Problem to solve
Which lines of the records below contain the word "JSON"? Copy each of them out.

Supplied records
§

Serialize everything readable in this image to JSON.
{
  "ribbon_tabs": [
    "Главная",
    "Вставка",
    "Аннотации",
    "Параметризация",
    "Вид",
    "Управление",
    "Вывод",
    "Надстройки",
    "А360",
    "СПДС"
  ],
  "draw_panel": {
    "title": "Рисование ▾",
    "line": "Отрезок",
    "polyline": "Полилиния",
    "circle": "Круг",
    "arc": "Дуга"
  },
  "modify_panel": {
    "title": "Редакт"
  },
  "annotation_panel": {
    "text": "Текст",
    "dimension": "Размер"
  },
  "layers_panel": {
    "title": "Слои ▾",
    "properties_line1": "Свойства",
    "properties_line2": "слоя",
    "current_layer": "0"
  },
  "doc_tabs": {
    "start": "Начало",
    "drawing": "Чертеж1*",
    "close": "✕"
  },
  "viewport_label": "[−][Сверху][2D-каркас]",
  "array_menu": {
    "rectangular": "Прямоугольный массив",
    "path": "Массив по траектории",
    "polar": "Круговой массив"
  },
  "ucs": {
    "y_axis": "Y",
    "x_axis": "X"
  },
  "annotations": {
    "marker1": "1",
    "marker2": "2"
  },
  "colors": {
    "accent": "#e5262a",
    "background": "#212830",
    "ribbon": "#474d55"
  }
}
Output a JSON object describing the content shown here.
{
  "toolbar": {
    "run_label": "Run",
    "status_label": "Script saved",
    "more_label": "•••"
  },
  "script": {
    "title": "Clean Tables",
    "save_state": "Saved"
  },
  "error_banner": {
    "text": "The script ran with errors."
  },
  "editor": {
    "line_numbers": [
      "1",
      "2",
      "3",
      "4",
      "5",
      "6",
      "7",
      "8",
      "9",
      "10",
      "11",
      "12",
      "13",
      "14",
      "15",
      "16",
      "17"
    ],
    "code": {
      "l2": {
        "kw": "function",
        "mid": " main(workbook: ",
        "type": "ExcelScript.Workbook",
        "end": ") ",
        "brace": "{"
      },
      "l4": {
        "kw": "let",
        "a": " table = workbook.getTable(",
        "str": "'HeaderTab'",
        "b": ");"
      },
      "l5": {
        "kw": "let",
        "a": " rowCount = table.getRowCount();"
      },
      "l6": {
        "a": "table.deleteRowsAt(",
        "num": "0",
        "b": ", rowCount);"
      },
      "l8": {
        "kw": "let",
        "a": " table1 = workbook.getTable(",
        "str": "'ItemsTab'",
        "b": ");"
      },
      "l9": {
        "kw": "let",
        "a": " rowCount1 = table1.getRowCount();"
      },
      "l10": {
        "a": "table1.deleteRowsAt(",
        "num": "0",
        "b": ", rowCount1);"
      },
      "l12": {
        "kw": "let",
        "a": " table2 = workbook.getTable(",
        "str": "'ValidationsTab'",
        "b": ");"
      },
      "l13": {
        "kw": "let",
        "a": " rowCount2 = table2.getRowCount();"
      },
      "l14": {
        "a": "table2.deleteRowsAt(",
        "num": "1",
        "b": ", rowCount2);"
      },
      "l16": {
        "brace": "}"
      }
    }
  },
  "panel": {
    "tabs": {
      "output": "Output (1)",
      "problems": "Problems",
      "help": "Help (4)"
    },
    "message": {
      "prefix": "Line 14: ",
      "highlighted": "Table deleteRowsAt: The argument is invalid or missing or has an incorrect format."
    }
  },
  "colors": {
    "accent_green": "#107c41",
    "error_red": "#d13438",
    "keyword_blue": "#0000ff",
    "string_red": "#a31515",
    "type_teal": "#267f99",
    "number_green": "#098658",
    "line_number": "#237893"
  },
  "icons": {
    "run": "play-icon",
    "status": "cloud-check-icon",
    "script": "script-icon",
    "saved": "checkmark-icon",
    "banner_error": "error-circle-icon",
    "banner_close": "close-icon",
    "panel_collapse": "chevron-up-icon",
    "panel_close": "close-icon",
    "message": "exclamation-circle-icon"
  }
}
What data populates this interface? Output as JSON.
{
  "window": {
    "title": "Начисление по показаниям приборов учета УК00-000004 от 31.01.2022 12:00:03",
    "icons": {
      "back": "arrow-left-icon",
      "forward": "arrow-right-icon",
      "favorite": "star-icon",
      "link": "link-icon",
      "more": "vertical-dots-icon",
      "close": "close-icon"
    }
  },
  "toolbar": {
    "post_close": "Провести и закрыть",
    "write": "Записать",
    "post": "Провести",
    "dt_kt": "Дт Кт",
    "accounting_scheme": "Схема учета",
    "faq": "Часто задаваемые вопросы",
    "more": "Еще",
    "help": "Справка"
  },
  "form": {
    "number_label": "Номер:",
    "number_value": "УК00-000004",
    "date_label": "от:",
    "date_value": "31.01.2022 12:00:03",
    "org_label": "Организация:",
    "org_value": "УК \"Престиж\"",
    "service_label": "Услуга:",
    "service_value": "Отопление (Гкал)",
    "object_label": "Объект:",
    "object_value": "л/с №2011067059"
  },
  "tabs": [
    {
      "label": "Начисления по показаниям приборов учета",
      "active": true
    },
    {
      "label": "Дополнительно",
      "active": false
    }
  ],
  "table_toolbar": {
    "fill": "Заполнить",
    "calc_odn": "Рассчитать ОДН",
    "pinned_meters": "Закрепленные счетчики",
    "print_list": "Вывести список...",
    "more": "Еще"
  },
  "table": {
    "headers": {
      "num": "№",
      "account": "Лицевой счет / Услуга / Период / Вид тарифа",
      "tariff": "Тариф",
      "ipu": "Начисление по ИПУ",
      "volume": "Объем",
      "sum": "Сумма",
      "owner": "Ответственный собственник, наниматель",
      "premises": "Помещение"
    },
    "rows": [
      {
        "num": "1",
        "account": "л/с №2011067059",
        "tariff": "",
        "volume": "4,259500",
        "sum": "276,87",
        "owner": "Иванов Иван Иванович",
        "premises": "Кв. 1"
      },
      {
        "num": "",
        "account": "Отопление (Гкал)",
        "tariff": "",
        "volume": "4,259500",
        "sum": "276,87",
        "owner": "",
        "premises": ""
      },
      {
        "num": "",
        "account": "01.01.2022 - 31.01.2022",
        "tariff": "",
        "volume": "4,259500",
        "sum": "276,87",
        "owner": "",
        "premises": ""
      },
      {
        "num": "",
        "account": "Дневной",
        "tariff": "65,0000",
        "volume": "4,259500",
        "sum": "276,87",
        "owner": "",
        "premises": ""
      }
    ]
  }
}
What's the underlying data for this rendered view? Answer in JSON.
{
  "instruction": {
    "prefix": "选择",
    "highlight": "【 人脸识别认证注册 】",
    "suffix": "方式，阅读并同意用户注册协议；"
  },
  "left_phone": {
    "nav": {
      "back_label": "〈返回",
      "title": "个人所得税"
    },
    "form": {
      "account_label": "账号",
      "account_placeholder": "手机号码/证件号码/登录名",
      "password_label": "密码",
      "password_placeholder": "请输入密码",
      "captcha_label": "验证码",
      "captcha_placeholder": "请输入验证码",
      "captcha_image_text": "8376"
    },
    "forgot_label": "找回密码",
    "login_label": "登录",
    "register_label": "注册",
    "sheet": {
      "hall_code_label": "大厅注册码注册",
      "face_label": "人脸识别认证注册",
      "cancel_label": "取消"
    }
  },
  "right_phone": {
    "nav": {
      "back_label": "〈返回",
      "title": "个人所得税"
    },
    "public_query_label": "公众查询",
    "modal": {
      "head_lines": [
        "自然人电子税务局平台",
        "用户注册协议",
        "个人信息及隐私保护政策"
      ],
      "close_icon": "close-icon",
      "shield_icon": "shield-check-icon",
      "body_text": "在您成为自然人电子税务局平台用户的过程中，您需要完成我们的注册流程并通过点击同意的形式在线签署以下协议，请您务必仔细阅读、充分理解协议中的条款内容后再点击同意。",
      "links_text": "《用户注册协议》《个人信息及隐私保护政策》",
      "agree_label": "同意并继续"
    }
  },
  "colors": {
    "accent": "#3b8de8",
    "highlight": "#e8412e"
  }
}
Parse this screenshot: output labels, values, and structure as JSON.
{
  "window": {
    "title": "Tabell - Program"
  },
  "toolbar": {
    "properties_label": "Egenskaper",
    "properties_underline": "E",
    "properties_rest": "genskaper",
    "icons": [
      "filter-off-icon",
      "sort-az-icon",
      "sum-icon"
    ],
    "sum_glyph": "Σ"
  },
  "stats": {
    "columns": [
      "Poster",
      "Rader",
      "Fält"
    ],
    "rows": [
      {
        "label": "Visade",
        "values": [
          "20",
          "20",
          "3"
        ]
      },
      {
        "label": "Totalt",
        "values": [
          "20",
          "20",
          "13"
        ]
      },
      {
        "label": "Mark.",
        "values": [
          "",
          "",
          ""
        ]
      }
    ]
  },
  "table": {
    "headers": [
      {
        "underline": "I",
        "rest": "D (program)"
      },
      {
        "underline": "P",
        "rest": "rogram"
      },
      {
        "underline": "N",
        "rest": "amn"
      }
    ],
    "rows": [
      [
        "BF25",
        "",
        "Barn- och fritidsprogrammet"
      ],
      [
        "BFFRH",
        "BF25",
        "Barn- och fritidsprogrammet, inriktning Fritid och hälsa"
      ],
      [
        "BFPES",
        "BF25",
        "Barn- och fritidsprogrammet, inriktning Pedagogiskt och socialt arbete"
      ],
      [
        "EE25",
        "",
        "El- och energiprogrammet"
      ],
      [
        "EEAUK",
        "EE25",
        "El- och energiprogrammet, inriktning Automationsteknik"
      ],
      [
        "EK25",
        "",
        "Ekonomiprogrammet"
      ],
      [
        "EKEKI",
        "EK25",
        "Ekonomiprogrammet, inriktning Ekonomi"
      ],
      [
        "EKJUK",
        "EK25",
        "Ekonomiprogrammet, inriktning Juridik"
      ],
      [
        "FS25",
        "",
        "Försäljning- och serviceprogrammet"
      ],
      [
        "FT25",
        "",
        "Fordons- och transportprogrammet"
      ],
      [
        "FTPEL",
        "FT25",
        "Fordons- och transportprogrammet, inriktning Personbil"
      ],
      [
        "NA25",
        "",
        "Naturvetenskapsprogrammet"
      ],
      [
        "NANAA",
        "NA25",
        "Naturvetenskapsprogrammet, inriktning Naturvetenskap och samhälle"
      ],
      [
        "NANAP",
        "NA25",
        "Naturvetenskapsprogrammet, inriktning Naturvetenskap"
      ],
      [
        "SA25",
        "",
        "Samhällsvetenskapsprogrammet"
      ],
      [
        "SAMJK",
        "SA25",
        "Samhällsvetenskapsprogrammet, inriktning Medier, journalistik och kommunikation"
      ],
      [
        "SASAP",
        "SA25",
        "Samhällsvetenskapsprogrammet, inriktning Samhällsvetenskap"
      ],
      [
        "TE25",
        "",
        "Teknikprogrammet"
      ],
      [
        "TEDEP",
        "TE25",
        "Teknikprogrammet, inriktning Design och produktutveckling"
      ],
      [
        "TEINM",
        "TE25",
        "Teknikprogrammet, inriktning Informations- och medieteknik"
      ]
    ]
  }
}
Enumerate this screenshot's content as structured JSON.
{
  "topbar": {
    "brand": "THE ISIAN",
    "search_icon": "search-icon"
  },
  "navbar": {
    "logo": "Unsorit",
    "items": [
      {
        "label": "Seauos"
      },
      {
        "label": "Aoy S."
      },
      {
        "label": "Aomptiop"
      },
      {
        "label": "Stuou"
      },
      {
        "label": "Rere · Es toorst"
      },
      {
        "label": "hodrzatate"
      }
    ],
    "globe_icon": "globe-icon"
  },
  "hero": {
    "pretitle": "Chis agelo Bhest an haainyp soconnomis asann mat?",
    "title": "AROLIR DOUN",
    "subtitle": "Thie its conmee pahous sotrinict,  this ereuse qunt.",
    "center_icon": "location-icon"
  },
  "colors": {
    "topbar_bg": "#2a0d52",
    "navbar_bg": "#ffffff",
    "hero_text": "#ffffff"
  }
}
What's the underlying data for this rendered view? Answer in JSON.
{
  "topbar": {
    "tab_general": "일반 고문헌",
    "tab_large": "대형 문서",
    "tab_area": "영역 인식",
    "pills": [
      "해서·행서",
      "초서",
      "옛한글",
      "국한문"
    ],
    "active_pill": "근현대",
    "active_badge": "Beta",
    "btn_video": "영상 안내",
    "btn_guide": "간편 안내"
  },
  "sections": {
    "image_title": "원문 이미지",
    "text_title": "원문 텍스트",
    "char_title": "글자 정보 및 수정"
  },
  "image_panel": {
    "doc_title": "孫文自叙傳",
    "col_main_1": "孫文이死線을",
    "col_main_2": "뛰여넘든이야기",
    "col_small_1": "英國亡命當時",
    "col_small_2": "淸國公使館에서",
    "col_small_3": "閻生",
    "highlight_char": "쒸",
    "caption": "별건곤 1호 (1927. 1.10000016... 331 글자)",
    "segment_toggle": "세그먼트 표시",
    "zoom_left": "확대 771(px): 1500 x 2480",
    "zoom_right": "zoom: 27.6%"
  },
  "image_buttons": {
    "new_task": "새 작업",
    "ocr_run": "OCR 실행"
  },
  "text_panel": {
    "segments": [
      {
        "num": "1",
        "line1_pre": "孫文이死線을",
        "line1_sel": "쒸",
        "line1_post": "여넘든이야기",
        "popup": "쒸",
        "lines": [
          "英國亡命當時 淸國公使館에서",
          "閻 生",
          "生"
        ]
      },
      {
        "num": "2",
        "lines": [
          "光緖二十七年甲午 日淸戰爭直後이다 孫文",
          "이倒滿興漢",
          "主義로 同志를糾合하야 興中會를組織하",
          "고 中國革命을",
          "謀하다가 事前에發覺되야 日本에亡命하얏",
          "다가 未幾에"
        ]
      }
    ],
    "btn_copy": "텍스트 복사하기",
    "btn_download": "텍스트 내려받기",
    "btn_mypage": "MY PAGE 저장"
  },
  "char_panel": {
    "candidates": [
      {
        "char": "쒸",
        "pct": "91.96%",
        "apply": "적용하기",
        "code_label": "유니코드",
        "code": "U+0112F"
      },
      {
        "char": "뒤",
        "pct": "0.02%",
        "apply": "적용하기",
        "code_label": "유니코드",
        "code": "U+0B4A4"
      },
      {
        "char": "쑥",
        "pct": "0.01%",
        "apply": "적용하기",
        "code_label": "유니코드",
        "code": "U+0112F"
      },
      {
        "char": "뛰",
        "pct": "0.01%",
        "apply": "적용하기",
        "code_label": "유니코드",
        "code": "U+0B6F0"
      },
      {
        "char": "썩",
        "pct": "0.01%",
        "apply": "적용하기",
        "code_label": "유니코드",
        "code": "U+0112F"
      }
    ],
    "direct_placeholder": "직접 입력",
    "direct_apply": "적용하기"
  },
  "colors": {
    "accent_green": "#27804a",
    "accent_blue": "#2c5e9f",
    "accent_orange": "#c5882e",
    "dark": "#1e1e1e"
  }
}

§

Solved exercise
Serialize everything readable in this image to JSON.
Output a JSON object describing the content shown here.
What data populates this interface? Output as JSON.
What's the underlying data for this rendered view? Answer in JSON.
Parse this screenshot: output labels, values, and structure as JSON.
Enumerate this screenshot's content as structured JSON.
What's the underlying data for this rendered view? Answer in JSON.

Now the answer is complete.